Proper image capture during production.

Audio kit

Costs $500

Proper audio is needed to make sure our subjects are heard loud and clear.

Production crew

Costs $3,000

The talented behind-the-scenes guys and gals who make things happen.


Costs $250

Additional travel expenses for individual shoots as they occur.

Editing and post

Costs $6,500

Getting the picture to look right sound right and tell a great story!

Lighting Equipment

Costs $500

Good lights make everyone look their best

Motion Graphics and Animation

Costs $1,250

Compelling graphics help describe complex issues in simple, easy-to-understand ways.

Bike Week 2017 Lodging

Costs $1,000

For the 2017 Bike Week, crew needs a place to stay and work out of when shooting new interviews and footage.

About This Team

David Iversen, editor/co-producer

David is an experienced documentary editor and producer. His most recent collaboration with director Rain Bennett, "Raise Up: The World Is Our Gym", recently received the Best In Show Award at the 2016 NYC Hip Hop Film Festival in 2016 ( His previous works include "A Thousand Brothers & Sisters" (an oral history of the Masonic Home for Children in Oxford, NC) and the award-winning "Live and Let Go: An American Death". Excerpts and work samples from these as well as a more complete bio, philosophy statement, and a variety of corporate projects can be found here:
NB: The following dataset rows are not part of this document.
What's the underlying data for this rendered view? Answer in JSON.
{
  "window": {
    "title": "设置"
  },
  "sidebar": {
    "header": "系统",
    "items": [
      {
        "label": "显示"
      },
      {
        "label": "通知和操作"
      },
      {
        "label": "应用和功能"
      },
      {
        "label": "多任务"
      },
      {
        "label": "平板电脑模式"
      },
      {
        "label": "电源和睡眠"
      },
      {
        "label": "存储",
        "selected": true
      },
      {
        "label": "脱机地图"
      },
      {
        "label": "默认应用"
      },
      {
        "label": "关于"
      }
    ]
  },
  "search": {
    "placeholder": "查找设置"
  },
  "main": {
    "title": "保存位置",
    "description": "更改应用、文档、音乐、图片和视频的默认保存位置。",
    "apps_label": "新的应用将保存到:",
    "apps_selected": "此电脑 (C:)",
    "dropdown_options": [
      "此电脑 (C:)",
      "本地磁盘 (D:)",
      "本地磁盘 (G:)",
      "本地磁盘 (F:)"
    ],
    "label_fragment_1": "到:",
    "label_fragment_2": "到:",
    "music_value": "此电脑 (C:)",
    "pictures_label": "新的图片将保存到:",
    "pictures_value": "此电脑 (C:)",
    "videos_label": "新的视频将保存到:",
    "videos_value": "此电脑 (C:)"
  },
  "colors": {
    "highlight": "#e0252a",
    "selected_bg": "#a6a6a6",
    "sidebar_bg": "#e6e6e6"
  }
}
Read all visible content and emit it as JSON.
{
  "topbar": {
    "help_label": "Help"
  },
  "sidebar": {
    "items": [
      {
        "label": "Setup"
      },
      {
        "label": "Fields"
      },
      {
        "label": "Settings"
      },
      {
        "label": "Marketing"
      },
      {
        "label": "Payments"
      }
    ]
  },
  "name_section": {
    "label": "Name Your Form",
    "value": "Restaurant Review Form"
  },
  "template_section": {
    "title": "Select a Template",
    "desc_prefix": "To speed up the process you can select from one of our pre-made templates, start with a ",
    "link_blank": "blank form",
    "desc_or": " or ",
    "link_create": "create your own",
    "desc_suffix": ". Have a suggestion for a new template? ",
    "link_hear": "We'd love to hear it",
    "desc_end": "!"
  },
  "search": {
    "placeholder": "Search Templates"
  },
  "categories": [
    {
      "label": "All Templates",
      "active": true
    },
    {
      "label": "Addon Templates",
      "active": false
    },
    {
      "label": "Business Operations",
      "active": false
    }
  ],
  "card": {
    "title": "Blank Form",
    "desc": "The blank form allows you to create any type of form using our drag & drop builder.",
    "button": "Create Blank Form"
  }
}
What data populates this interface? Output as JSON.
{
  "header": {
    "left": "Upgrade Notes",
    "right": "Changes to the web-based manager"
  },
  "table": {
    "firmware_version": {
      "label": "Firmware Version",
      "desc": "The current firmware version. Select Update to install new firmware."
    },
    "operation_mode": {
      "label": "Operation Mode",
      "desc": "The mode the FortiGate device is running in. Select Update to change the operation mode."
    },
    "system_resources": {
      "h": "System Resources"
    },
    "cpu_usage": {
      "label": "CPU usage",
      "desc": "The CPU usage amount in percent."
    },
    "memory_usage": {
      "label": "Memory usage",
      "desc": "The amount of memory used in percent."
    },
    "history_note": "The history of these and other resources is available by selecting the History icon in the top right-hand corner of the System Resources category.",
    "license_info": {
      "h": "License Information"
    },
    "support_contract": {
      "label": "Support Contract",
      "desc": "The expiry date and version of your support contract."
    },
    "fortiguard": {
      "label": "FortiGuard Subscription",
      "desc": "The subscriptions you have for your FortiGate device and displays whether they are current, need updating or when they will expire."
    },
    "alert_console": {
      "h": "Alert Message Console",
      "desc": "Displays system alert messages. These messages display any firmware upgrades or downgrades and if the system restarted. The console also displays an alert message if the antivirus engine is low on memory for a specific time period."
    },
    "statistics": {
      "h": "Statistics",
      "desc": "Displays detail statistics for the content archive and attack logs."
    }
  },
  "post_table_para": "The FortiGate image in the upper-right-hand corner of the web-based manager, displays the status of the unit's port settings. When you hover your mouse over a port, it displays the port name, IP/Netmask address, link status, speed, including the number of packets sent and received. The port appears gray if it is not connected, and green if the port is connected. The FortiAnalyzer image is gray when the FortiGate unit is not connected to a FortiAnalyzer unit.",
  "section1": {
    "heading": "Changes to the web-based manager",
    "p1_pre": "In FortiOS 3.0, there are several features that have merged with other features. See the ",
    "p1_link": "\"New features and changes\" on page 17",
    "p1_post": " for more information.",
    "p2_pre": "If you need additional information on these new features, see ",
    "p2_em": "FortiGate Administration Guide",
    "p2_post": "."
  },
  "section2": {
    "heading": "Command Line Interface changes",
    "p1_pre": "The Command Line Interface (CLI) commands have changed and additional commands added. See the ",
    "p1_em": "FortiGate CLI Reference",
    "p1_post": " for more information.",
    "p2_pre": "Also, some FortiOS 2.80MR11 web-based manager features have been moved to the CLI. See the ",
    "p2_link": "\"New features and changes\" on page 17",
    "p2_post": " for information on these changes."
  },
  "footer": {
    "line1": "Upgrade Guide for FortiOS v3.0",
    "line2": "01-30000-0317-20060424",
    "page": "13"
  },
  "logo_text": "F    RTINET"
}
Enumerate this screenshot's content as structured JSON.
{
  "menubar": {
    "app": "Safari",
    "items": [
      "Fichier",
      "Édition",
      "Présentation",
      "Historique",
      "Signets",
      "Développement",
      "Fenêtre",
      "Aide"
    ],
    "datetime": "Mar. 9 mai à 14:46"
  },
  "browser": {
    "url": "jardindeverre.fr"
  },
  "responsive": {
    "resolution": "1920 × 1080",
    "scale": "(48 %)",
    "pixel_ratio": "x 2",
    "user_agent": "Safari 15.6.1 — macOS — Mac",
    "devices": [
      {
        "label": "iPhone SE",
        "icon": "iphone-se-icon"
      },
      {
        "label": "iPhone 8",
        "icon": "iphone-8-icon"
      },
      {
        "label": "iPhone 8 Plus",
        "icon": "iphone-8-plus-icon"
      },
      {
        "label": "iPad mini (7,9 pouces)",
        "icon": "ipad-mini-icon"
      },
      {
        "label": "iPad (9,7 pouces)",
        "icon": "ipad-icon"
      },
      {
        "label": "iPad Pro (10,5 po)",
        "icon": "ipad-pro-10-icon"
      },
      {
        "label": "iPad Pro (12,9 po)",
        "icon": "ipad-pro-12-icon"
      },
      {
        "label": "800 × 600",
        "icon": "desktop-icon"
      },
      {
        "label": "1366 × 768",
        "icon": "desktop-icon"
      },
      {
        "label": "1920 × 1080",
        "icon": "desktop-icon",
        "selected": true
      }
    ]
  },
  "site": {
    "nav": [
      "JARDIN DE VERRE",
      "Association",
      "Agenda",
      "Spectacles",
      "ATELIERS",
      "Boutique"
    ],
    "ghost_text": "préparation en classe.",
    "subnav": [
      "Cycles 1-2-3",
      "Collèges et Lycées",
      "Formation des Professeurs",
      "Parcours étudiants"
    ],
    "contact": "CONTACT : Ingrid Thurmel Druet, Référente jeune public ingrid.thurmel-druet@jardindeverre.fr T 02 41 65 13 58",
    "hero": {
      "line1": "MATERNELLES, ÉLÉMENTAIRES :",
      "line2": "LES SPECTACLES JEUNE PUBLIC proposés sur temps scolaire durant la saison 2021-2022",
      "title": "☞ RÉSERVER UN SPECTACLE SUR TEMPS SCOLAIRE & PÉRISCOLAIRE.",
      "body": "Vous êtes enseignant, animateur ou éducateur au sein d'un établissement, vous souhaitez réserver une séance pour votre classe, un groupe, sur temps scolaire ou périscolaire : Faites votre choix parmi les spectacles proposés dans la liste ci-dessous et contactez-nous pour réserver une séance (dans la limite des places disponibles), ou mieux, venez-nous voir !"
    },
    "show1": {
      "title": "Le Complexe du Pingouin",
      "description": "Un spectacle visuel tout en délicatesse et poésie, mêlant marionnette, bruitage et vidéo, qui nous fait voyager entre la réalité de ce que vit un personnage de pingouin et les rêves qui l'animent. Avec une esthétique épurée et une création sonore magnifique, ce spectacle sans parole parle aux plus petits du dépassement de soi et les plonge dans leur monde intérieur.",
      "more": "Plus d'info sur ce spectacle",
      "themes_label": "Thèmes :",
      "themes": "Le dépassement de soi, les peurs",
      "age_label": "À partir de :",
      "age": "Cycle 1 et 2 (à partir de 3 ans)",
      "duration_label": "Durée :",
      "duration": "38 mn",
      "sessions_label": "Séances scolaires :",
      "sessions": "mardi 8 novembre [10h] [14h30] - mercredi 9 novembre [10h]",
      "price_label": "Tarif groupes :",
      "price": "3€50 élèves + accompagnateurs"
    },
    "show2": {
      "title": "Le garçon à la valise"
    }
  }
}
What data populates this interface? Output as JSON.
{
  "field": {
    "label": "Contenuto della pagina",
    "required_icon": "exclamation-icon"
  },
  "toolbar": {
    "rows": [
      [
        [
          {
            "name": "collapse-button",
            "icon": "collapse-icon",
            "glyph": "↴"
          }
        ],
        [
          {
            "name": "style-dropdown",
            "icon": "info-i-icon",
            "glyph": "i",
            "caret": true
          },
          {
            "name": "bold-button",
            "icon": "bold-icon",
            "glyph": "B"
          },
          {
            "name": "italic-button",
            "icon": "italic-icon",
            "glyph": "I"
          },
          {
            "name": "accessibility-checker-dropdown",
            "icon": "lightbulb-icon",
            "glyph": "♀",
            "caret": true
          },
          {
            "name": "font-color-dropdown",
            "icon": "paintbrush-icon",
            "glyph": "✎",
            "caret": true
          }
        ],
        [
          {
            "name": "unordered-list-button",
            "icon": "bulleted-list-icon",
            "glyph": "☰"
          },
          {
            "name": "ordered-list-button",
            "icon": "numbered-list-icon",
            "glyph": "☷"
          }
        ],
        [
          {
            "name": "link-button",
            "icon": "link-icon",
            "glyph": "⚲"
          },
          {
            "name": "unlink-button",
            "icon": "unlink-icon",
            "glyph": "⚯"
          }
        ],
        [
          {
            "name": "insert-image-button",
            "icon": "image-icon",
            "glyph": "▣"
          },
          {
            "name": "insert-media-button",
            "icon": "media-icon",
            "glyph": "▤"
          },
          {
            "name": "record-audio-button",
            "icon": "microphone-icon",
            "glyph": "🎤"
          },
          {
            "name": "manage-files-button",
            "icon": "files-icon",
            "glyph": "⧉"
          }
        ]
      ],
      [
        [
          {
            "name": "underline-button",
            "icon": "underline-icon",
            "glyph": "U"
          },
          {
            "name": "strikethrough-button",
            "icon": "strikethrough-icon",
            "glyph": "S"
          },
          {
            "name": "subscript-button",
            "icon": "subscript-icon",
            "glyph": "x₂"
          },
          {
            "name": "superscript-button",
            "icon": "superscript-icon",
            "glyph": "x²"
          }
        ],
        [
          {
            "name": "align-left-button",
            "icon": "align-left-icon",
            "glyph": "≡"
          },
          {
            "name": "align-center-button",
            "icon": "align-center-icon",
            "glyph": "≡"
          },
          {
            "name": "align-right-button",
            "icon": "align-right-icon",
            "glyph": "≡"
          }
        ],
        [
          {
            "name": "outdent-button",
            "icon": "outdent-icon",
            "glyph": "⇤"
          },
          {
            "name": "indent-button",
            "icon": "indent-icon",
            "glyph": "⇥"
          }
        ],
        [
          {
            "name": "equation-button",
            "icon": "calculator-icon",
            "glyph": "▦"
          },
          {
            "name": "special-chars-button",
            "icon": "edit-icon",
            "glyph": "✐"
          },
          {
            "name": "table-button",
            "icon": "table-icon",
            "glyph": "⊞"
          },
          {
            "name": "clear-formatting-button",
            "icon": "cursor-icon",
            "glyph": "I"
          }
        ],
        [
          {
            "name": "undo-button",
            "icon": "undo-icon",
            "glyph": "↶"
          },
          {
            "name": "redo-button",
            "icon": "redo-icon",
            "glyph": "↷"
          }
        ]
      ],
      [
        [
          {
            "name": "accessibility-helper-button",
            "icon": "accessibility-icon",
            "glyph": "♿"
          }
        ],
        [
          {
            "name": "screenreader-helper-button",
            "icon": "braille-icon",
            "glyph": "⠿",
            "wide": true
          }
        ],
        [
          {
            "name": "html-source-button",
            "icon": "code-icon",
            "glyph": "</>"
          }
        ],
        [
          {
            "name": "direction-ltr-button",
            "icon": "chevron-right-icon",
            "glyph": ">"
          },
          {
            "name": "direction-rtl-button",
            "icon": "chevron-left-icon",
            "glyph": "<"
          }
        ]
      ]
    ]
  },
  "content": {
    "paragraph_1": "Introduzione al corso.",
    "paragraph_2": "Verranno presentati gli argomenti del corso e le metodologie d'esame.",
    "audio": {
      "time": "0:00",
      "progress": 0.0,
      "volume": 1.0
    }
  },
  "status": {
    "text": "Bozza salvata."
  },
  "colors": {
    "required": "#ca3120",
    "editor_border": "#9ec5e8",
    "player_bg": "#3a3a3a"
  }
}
David is committed to helping bring the voices of emerging and first-time filmmakers to fruition. He has a wealth of experience, resources and equipment to bring to bear on projects large and small. He is eager to work with Mr. Kelly to tell the compelling and intriguing story of the Myrtle Beach bike festivals and the history of that area with professionalism and high production values.

Current Team